From the first line to the last, repeat the data below exactly.
+++ RECORDS SUPPLIED
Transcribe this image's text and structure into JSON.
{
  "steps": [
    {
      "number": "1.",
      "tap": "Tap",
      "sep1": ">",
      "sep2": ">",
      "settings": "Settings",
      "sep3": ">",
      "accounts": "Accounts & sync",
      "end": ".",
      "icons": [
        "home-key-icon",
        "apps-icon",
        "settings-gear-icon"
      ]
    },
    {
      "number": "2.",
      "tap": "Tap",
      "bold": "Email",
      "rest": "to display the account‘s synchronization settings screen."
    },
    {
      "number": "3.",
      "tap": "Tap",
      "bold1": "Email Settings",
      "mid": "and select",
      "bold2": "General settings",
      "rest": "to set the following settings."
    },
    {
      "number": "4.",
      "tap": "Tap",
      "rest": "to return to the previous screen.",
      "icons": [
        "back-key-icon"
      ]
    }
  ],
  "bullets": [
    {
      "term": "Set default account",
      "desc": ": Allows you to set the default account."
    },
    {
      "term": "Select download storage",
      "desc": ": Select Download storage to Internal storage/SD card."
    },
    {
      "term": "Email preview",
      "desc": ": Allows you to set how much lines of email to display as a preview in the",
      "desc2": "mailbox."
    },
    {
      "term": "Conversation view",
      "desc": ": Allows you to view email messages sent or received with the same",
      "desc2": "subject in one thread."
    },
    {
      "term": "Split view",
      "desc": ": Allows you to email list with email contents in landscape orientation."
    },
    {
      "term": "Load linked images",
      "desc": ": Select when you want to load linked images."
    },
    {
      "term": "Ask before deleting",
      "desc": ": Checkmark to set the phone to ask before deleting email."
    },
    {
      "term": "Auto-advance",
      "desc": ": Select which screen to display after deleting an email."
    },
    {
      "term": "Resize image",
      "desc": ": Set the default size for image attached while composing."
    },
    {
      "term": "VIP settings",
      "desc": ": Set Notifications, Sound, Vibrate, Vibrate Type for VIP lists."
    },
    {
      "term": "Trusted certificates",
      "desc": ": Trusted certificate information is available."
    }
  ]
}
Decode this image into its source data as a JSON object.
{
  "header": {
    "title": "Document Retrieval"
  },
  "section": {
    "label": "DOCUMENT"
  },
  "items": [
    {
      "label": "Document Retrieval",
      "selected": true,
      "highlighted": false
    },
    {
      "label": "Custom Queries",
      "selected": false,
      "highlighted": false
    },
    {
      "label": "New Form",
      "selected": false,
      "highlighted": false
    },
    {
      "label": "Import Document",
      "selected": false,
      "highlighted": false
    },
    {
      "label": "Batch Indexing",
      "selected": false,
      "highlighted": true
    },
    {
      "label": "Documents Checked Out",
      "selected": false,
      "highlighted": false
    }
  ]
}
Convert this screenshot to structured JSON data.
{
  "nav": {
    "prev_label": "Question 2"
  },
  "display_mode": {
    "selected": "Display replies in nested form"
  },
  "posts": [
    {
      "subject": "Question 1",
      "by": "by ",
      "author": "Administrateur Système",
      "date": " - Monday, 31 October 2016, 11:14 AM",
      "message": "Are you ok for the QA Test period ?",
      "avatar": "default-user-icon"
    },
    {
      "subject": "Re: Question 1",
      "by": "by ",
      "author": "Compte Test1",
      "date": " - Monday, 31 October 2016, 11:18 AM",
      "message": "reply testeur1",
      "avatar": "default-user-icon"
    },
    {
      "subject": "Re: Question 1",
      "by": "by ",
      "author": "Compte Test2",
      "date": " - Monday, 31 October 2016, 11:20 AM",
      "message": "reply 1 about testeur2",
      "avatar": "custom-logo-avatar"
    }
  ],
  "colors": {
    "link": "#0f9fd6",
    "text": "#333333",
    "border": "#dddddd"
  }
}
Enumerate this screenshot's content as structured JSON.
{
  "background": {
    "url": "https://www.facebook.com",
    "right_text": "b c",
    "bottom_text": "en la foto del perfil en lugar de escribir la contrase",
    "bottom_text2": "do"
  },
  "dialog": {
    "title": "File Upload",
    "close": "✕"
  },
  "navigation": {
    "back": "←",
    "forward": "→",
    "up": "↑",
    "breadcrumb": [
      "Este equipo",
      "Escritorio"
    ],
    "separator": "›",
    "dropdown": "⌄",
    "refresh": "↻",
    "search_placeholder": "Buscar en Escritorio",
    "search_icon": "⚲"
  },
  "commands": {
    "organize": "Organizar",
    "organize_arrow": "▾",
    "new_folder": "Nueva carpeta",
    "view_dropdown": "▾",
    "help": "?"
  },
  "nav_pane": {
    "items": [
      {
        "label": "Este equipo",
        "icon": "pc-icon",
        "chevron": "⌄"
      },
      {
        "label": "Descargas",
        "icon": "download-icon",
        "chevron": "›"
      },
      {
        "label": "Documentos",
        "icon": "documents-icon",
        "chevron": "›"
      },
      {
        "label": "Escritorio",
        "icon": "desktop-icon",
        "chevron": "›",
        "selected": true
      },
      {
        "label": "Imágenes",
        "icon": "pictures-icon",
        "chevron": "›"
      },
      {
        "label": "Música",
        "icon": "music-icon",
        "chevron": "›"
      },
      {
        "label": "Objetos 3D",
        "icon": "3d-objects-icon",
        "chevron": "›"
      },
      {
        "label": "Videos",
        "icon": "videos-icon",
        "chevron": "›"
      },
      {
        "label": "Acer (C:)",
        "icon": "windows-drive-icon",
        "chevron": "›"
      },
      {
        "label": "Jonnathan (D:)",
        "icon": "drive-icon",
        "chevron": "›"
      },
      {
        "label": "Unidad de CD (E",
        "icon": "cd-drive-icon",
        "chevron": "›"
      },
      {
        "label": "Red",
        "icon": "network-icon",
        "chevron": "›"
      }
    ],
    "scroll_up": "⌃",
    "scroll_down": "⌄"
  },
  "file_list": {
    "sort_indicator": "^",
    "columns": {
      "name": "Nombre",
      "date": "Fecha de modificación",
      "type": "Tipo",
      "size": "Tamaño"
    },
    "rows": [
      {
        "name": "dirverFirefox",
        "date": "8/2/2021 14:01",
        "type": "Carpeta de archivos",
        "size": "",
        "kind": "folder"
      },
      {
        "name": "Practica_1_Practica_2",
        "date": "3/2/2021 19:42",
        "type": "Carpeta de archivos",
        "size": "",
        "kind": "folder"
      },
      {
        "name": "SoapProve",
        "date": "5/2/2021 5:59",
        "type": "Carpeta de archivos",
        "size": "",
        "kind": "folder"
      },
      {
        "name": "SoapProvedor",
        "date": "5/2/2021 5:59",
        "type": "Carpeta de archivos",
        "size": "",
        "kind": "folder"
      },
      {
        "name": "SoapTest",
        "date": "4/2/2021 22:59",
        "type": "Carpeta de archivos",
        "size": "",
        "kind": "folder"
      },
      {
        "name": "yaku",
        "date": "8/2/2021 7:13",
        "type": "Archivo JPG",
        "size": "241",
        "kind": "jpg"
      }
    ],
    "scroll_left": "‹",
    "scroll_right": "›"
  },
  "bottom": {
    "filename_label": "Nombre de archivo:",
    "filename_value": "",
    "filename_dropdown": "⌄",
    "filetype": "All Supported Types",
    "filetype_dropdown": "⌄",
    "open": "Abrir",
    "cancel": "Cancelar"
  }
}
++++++
• _RESPONSE TO THIS EXERCISE_:
Transcribe this image's text and structure into JSON.
{
  "steps": [
    {
      "number": "1.",
      "tap": "Tap",
      "sep1": ">",
      "sep2": ">",
      "settings": "Settings",
      "sep3": ">",
      "accounts": "Accounts & sync",
      "end": ".",
      "icons": [
        "home-key-icon",
        "apps-icon",
        "settings-gear-icon"
      ]
    },
    {
      "number": "2.",
      "tap": "Tap",
      "bold": "Email",
      "rest": "to display the account‘s synchronization settings screen."
    },
    {
      "number": "3.",
      "tap": "Tap",
      "bold1": "Email Settings",
      "mid": "and select",
      "bold2": "General settings",
      "rest": "to set the following settings."
    },
    {
      "number": "4.",
      "tap": "Tap",
      "rest": "to return to the previous screen.",
      "icons": [
        "back-key-icon"
      ]
    }
  ],
  "bullets": [
    {
      "term": "Set default account",
      "desc": ": Allows you to set the default account."
    },
    {
      "term": "Select download storage",
      "desc": ": Select Download storage to Internal storage/SD card."
    },
    {
      "term": "Email preview",
      "desc": ": Allows you to set how much lines of email to display as a preview in the",
      "desc2": "mailbox."
    },
    {
      "term": "Conversation view",
      "desc": ": Allows you to view email messages sent or received with the same",
      "desc2": "subject in one thread."
    },
    {
      "term": "Split view",
      "desc": ": Allows you to email list with email contents in landscape orientation."
    },
    {
      "term": "Load linked images",
      "desc": ": Select when you want to load linked images."
    },
    {
      "term": "Ask before deleting",
      "desc": ": Checkmark to set the phone to ask before deleting email."
    },
    {
      "term": "Auto-advance",
      "desc": ": Select which screen to display after deleting an email."
    },
    {
      "term": "Resize image",
      "desc": ": Set the default size for image attached while composing."
    },
    {
      "term": "VIP settings",
      "desc": ": Set Notifications, Sound, Vibrate, Vibrate Type for VIP lists."
    },
    {
      "term": "Trusted certificates",
      "desc": ": Trusted certificate information is available."
    }
  ]
}
Decode this image into its source data as a JSON object.
{
  "header": {
    "title": "Document Retrieval"
  },
  "section": {
    "label": "DOCUMENT"
  },
  "items": [
    {
      "label": "Document Retrieval",
      "selected": true,
      "highlighted": false
    },
    {
      "label": "Custom Queries",
      "selected": false,
      "highlighted": false
    },
    {
      "label": "New Form",
      "selected": false,
      "highlighted": false
    },
    {
      "label": "Import Document",
      "selected": false,
      "highlighted": false
    },
    {
      "label": "Batch Indexing",
      "selected": false,
      "highlighted": true
    },
    {
      "label": "Documents Checked Out",
      "selected": false,
      "highlighted": false
    }
  ]
}
Convert this screenshot to structured JSON data.
{
  "nav": {
    "prev_label": "Question 2"
  },
  "display_mode": {
    "selected": "Display replies in nested form"
  },
  "posts": [
    {
      "subject": "Question 1",
      "by": "by ",
      "author": "Administrateur Système",
      "date": " - Monday, 31 October 2016, 11:14 AM",
      "message": "Are you ok for the QA Test period ?",
      "avatar": "default-user-icon"
    },
    {
      "subject": "Re: Question 1",
      "by": "by ",
      "author": "Compte Test1",
      "date": " - Monday, 31 October 2016, 11:18 AM",
      "message": "reply testeur1",
      "avatar": "default-user-icon"
    },
    {
      "subject": "Re: Question 1",
      "by": "by ",
      "author": "Compte Test2",
      "date": " - Monday, 31 October 2016, 11:20 AM",
      "message": "reply 1 about testeur2",
      "avatar": "custom-logo-avatar"
    }
  ],
  "colors": {
    "link": "#0f9fd6",
    "text": "#333333",
    "border": "#dddddd"
  }
}
Enumerate this screenshot's content as structured JSON.
{
  "background": {
    "url": "https://www.facebook.com",
    "right_text": "b c",
    "bottom_text": "en la foto del perfil en lugar de escribir la contrase",
    "bottom_text2": "do"
  },
  "dialog": {
    "title": "File Upload",
    "close": "✕"
  },
  "navigation": {
    "back": "←",
    "forward": "→",
    "up": "↑",
    "breadcrumb": [
      "Este equipo",
      "Escritorio"
    ],
    "separator": "›",
    "dropdown": "⌄",
    "refresh": "↻",
    "search_placeholder": "Buscar en Escritorio",
    "search_icon": "⚲"
  },
  "commands": {
    "organize": "Organizar",
    "organize_arrow": "▾",
    "new_folder": "Nueva carpeta",
    "view_dropdown": "▾",
    "help": "?"
  },
  "nav_pane": {
    "items": [
      {
        "label": "Este equipo",
        "icon": "pc-icon",
        "chevron": "⌄"
      },
      {
        "label": "Descargas",
        "icon": "download-icon",
        "chevron": "›"
      },
      {
        "label": "Documentos",
        "icon": "documents-icon",
        "chevron": "›"
      },
      {
        "label": "Escritorio",
        "icon": "desktop-icon",
        "chevron": "›",
        "selected": true
      },
      {
        "label": "Imágenes",
        "icon": "pictures-icon",
        "chevron": "›"
      },
      {
        "label": "Música",
        "icon": "music-icon",
        "chevron": "›"
      },
      {
        "label": "Objetos 3D",
        "icon": "3d-objects-icon",
        "chevron": "›"
      },
      {
        "label": "Videos",
        "icon": "videos-icon",
        "chevron": "›"
      },
      {
        "label": "Acer (C:)",
        "icon": "windows-drive-icon",
        "chevron": "›"
      },
      {
        "label": "Jonnathan (D:)",
        "icon": "drive-icon",
        "chevron": "›"
      },
      {
        "label": "Unidad de CD (E",
        "icon": "cd-drive-icon",
        "chevron": "›"
      },
      {
        "label": "Red",
        "icon": "network-icon",
        "chevron": "›"
      }
    ],
    "scroll_up": "⌃",
    "scroll_down": "⌄"
  },
  "file_list": {
    "sort_indicator": "^",
    "columns": {
      "name": "Nombre",
      "date": "Fecha de modificación",
      "type": "Tipo",
      "size": "Tamaño"
    },
    "rows": [
      {
        "name": "dirverFirefox",
        "date": "8/2/2021 14:01",
        "type": "Carpeta de archivos",
        "size": "",
        "kind": "folder"
      },
      {
        "name": "Practica_1_Practica_2",
        "date": "3/2/2021 19:42",
        "type": "Carpeta de archivos",
        "size": "",
        "kind": "folder"
      },
      {
        "name": "SoapProve",
        "date": "5/2/2021 5:59",
        "type": "Carpeta de archivos",
        "size": "",
        "kind": "folder"
      },
      {
        "name": "SoapProvedor",
        "date": "5/2/2021 5:59",
        "type": "Carpeta de archivos",
        "size": "",
        "kind": "folder"
      },
      {
        "name": "SoapTest",
        "date": "4/2/2021 22:59",
        "type": "Carpeta de archivos",
        "size": "",
        "kind": "folder"
      },
      {
        "name": "yaku",
        "date": "8/2/2021 7:13",
        "type": "Archivo JPG",
        "size": "241",
        "kind": "jpg"
      }
    ],
    "scroll_left": "‹",
    "scroll_right": "›"
  },
  "bottom": {
    "filename_label": "Nombre de archivo:",
    "filename_value": "",
    "filename_dropdown": "⌄",
    "filetype": "All Supported Types",
    "filetype_dropdown": "⌄",
    "open": "Abrir",
    "cancel": "Cancelar"
  }
}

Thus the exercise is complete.